[Start of Attachment]

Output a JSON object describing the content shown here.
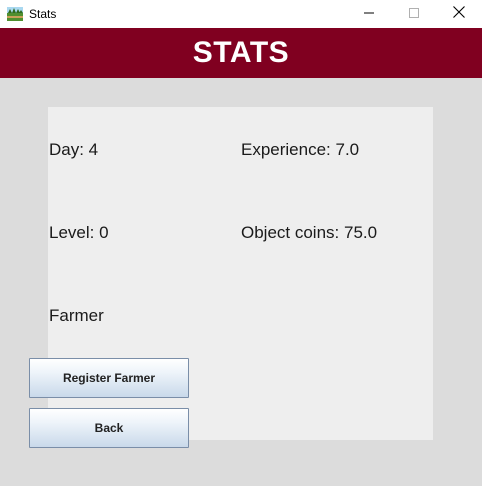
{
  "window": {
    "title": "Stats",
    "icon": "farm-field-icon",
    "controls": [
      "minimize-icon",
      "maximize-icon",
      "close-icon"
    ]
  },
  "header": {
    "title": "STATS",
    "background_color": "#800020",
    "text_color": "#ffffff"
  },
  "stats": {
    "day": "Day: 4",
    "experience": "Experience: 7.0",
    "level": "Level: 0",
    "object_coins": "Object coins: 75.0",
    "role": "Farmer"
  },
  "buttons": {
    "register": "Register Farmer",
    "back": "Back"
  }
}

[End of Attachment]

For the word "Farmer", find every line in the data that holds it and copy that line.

    "role": "Farmer"
    "register": "Register Farmer",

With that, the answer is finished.